In 1857, at a dedication of a Masonic Temple in Philadelphia, Rock gave his most famous speech, "The Light and Shadows of Ancient and Modern Tribes of Africa", in which he stated, "wherever the colored man is elevated it will be by his own exertions." The following year, in 1858, at Boston's annual Crispus Attucks Celebration, Rock became the first Black activist to publicly acknowledged pride in himself and his race. In 1858, with ill health that could not be remedied by area physicians, John Rock traveled to Paris for medical treatment. It was a trip that incited controversy, for it occurred at a time when the U.S. Secretary of state Lewis Cass had ruled that Blacks could not receive passports because they did not possess United States citizenship status. With his white political colleague, Sen. Charles Sumner, Rock forced the Massachusetts legislature to pass a law granting the state the right to issue passports to Black citizens. With his passport, Rock was treated by some of the most renowned Parisian doctors who informed him that his delicate health would prevent him from practicing medicine.
He returned to Boston in 1859 and closed down his profitable dental and medical practice. He began studying law, however, and by 1861 (the year he passed the bar) he was commissioned by Governor John Andrew to become justice of the peace for Boston. He also opened up his own law practice at number 6 Tremont street. Throughout the American Civil War, Rock not only practiced law and served as justice of the peace, he also continued to work for African American equality with activists like Frederick Douglass and Lewis Hayden. Together, these activists petitioned the Massachusetts Legislature to form a Black military company and helped recruit Black soldiers for the 54th Massachusetts Regiment in 1863. It was in 1865, however, that John Rock received the highest honor of his career.

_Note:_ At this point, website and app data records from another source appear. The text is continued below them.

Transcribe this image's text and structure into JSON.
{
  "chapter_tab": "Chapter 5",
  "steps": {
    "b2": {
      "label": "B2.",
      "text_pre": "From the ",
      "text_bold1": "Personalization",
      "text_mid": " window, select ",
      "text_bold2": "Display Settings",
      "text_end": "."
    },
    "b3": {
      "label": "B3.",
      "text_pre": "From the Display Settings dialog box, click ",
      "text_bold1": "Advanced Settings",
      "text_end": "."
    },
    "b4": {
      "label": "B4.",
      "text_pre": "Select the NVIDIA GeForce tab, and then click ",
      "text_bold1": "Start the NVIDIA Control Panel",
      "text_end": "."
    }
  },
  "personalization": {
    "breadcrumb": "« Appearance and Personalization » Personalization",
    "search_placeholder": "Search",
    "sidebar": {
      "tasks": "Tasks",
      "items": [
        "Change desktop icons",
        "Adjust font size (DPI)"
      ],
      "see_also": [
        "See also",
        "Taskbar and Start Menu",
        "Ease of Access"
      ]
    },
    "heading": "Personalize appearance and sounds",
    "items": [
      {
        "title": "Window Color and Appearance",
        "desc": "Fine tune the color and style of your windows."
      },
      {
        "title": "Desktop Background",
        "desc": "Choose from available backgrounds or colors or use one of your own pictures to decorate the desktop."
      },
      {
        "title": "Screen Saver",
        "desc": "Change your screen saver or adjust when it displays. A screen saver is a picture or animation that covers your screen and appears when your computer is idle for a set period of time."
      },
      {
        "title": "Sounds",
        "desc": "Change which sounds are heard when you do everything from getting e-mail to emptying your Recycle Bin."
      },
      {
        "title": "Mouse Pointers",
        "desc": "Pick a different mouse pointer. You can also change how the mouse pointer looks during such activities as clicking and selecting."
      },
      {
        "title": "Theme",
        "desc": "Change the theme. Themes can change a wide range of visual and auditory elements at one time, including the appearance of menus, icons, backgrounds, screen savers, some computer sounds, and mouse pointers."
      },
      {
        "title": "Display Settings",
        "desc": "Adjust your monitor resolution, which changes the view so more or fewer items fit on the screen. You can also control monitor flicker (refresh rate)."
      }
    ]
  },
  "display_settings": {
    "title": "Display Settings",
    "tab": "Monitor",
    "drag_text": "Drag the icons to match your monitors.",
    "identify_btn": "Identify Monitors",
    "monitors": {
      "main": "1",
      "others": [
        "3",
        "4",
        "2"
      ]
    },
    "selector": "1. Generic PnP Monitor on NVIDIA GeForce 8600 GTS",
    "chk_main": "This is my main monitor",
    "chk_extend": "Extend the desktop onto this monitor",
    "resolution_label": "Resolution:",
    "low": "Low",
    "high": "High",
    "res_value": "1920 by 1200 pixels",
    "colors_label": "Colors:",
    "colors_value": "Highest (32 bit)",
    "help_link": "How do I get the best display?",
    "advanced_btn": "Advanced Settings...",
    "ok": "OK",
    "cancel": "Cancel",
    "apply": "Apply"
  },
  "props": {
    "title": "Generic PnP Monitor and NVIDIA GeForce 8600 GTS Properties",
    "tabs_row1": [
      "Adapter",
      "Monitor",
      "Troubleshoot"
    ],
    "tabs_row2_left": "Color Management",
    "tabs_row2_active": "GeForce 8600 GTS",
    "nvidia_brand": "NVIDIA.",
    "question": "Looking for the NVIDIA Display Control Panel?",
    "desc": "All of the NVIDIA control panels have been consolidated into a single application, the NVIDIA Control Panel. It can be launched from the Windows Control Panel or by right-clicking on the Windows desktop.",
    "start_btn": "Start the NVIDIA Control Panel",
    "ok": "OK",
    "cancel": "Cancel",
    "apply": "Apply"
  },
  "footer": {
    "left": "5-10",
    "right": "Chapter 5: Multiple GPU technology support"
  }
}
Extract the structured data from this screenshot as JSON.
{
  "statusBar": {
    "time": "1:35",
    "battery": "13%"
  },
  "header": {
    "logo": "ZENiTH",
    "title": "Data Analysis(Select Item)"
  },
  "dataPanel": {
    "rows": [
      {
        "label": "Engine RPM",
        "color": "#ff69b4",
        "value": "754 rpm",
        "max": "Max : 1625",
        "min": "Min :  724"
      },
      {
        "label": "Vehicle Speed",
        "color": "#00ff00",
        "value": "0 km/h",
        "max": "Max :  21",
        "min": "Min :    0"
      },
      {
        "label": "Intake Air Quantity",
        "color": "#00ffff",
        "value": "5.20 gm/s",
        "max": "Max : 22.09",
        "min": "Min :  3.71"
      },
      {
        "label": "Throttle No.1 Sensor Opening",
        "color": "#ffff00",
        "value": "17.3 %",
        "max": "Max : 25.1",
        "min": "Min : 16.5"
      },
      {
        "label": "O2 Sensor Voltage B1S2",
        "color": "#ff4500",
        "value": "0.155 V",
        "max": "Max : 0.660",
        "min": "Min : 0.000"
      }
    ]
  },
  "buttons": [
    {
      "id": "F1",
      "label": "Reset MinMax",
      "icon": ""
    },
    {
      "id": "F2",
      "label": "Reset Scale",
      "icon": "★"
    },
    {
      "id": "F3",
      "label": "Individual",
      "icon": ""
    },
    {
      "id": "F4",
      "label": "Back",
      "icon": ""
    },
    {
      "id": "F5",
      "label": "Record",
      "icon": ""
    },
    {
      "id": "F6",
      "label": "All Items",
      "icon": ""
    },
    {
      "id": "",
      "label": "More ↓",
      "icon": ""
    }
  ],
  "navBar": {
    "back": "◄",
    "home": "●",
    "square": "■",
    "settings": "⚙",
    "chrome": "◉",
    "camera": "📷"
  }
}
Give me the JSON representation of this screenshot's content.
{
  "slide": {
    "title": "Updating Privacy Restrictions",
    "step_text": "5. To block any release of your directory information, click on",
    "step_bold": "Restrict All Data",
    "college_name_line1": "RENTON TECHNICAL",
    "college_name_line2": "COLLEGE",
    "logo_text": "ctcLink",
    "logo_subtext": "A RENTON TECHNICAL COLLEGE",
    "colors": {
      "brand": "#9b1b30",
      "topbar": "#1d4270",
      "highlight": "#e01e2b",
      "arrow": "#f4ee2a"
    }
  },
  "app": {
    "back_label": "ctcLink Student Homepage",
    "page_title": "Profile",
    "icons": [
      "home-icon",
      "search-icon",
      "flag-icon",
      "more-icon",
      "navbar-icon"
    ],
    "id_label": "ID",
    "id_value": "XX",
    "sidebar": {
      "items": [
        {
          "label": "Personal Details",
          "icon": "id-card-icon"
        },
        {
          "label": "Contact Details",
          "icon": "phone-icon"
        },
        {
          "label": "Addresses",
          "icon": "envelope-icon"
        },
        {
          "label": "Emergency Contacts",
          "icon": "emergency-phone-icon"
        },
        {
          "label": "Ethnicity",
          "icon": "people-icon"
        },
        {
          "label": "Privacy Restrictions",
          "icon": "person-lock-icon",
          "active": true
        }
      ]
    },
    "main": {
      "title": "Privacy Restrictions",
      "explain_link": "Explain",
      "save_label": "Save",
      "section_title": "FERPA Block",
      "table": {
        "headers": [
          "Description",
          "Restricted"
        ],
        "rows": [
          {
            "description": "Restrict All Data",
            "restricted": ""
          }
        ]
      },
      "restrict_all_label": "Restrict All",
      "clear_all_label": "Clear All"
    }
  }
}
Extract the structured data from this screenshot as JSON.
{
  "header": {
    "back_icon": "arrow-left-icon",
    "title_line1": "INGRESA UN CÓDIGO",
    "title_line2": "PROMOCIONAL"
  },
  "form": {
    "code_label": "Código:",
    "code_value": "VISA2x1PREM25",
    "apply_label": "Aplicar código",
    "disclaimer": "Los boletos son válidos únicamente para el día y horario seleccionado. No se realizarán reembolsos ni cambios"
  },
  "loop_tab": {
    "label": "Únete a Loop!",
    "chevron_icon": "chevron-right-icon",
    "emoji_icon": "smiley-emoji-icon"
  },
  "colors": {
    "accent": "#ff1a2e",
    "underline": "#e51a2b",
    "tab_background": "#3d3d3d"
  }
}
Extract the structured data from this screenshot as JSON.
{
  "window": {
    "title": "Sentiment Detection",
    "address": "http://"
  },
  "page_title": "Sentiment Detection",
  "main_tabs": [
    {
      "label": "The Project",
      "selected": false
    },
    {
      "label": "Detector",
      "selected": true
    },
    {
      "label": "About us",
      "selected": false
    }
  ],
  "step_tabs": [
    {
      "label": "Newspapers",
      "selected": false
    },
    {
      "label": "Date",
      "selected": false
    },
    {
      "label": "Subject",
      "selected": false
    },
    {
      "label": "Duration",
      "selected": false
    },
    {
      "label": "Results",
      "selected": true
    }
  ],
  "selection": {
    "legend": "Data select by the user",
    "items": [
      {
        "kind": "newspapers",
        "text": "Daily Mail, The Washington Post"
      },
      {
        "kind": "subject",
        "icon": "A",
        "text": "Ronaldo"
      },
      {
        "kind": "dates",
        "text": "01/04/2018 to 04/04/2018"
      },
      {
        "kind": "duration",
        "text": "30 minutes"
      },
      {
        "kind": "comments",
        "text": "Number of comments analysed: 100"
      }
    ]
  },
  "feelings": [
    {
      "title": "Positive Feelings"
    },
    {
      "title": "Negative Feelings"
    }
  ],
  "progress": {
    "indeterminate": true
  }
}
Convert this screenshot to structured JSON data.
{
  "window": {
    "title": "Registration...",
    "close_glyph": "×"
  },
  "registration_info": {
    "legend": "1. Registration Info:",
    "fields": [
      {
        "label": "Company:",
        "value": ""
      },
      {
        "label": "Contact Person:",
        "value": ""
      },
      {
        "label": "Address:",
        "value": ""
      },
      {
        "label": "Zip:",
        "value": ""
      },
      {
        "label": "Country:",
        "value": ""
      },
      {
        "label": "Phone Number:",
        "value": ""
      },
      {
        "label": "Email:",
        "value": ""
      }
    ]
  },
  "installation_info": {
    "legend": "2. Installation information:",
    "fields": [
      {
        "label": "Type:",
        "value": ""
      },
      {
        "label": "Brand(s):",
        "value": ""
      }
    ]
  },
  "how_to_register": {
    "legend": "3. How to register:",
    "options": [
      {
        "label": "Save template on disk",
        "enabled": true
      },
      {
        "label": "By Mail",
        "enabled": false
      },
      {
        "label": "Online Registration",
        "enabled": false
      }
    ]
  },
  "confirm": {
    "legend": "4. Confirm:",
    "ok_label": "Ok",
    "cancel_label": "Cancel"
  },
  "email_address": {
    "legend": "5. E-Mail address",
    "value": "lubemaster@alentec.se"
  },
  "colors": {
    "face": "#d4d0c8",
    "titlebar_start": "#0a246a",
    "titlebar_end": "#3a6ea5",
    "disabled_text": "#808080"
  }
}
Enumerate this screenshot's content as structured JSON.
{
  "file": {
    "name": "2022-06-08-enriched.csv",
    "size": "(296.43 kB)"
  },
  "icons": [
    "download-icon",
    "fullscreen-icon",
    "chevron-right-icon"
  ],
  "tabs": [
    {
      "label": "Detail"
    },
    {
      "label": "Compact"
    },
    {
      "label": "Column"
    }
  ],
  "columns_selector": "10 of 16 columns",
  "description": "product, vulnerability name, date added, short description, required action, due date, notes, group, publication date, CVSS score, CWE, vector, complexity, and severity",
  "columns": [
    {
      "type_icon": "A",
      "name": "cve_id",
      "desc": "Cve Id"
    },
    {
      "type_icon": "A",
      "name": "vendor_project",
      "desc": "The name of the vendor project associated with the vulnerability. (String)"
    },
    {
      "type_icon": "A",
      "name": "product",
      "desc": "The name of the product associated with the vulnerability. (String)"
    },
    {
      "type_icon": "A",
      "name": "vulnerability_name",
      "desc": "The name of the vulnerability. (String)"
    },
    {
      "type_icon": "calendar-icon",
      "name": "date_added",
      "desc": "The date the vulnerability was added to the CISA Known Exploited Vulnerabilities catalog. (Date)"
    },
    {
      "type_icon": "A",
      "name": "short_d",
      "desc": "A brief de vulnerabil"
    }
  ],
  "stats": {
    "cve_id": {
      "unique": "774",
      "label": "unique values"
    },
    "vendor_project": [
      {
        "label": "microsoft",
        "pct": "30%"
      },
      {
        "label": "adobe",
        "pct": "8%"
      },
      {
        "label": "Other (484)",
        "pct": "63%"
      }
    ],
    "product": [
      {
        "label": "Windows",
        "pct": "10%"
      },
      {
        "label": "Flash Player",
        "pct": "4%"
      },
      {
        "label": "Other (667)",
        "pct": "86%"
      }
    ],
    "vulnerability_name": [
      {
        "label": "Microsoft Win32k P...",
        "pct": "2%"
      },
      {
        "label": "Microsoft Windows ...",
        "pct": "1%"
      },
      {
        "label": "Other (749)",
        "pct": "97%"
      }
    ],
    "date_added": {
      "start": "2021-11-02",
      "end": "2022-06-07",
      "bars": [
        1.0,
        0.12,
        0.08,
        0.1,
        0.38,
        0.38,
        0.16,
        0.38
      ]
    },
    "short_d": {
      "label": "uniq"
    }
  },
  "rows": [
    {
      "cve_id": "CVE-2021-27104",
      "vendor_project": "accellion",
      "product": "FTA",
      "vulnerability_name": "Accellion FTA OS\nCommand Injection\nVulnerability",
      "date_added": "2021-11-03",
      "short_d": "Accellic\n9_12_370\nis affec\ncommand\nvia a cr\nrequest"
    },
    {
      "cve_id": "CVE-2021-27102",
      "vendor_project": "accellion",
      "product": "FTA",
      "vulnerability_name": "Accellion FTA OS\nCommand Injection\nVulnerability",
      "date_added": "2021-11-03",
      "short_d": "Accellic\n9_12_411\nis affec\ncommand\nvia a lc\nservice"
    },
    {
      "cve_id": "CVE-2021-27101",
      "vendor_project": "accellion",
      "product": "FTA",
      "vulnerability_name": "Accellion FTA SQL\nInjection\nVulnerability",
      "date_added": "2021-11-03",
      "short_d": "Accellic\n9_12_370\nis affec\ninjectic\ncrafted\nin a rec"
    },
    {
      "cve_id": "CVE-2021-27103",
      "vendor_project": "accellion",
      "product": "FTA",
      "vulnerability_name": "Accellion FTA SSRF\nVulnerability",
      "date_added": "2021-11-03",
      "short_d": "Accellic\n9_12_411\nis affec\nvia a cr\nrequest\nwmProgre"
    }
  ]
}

That year, he became the first Black man to practice law before the U.S. Supreme Court. When he was received by the House of Representatives in D.C., Rock become the first Black lawyer to be introduced at a session of Congress. It would be the last triumphant act in a life overflowing with achievement, for Rock died suddenly on December 3, 1866. He was interred at the Twelfth Baptist Church and buried with full Masonic honors at Woodlawn Cemetery in Everett, MA. Sources:
Buzby, J, Harlan.
"John S. Rock, D.S., M.D., Esq. 1825-1866
Teacher, Healer, Counselor" in Salem County History Society Newsletter March 1996 vol. XLI, issue I.
Horton, James and Lois Horton.
African American Bostonians: Family Life and Community Struggle in the Antebellum North.
New York: Holmes and Meier, 1999.
Jacobs, Donald M., ed.
Courage and Conscience: African American and White Abolitionists in Boston Indianapolis:
Indiana University Press, 1993.